Once this relationship is established we can begin to see that a right such as is stated in article three of the Universal Declaration of Human Rights—that “everyone has the right to life, liberty and security of person”—is going to be one of the most capacious rights and one in which many others are then contained.

So now let’s go back to the right to self-defence in the context of the US gun laws. Straight away, it becomes clear that the individual’s assertion of this particular right “to bear arms” must come under the larger assertion of the right to “security of person;” self-defence is nested within the wider universal right of personal security.

A set of clearer and more truthful questions now emerge. Does the individual’s right to personal security trump the collective right to personal security? What if, in the case of guns, the collective right to personal security is being powerfully and repeatedly violated by the individual’s right to personal security (self-defence)?

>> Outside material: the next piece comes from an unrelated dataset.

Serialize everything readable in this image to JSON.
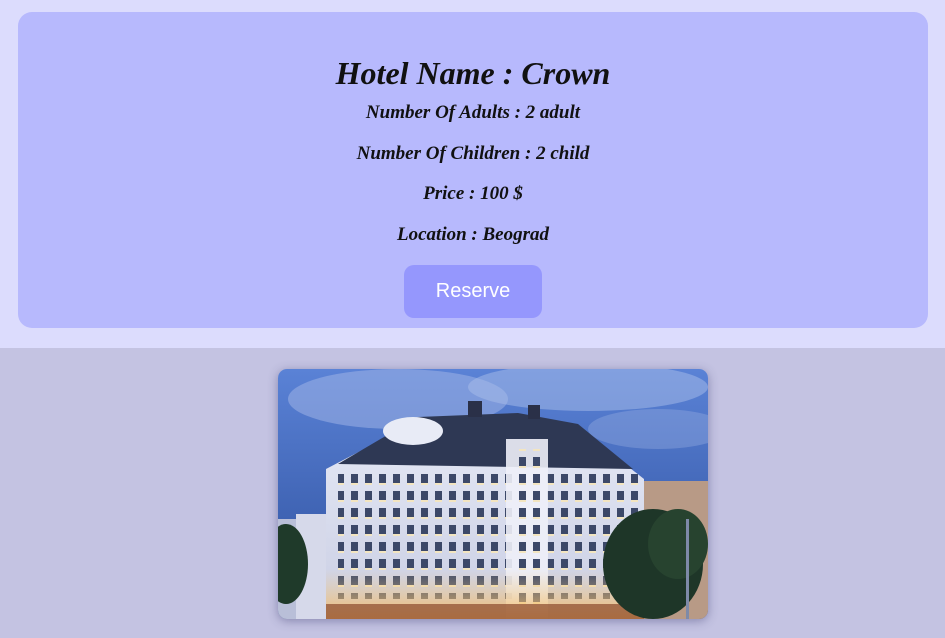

In this way, we can see what is really going on with this debate: that by asserting a “right” to self-defence, the individual accepts a hierarchy of rights and is, in fact, asserting the larger right to personal security. But in the case of guns, the larger right of personal security of the society (of which he or she is a member) is demonstrably reduced by the very assertion of the individual right. In other words, even by its own lights, the argument from the gun lobby for self-defence is incoherent and self-contradicting. The more guns there are, the less personal security there is. In truth, the only coherent positions for the pro-gun lobbyist are that either there is only one human right—to have a gun; or that there is no such thing as society and they neither owe obligations nor receive benefits from it. In which case, they’d better not drive on the roads, drink the water or expect an ambulance.

More than this though: surely it is also true that by asserting their individual right to self-defence, the pro-gun lobby are in some way responsible for the reduction of personal security in American society in general. Since now we can see (given the factual evidence of the number of deaths) that what they are really arguing is that their individual right is more important than the wider social right to personal security.

Now read the following again and observe first just how much moral philosophy Obama is mobilising. The issue of gun ownership, Obama says, “…is relevant to our common life together, to the body politic … This is a political choice that we make to allow this to happen every few months in America. We collectively are answerable to those families who lose their loved ones because of our inaction.” Note that phrase “political choice” and note in particular how Obama goes further in the argument I’ve just outlined and makes the deaths the responsibility not just of the gun lobby but of everyone in “the body politic.” In other words, for the President, democracy brings responsibility as well as power to each citizen. (Hillary Clinton has just tabled universal background checks and legislation to prevent domestic abusers having firearms.)

But the main point here is that there is—and must be—a “body politic.” And that the pro-gun lobby argument for self-defence is not just anti-Democrat but anti-democratic. And that, finally, in a democracy where the rights of the many are being traduced by the right of the individual, the Government not only has the right to act, but also the duty.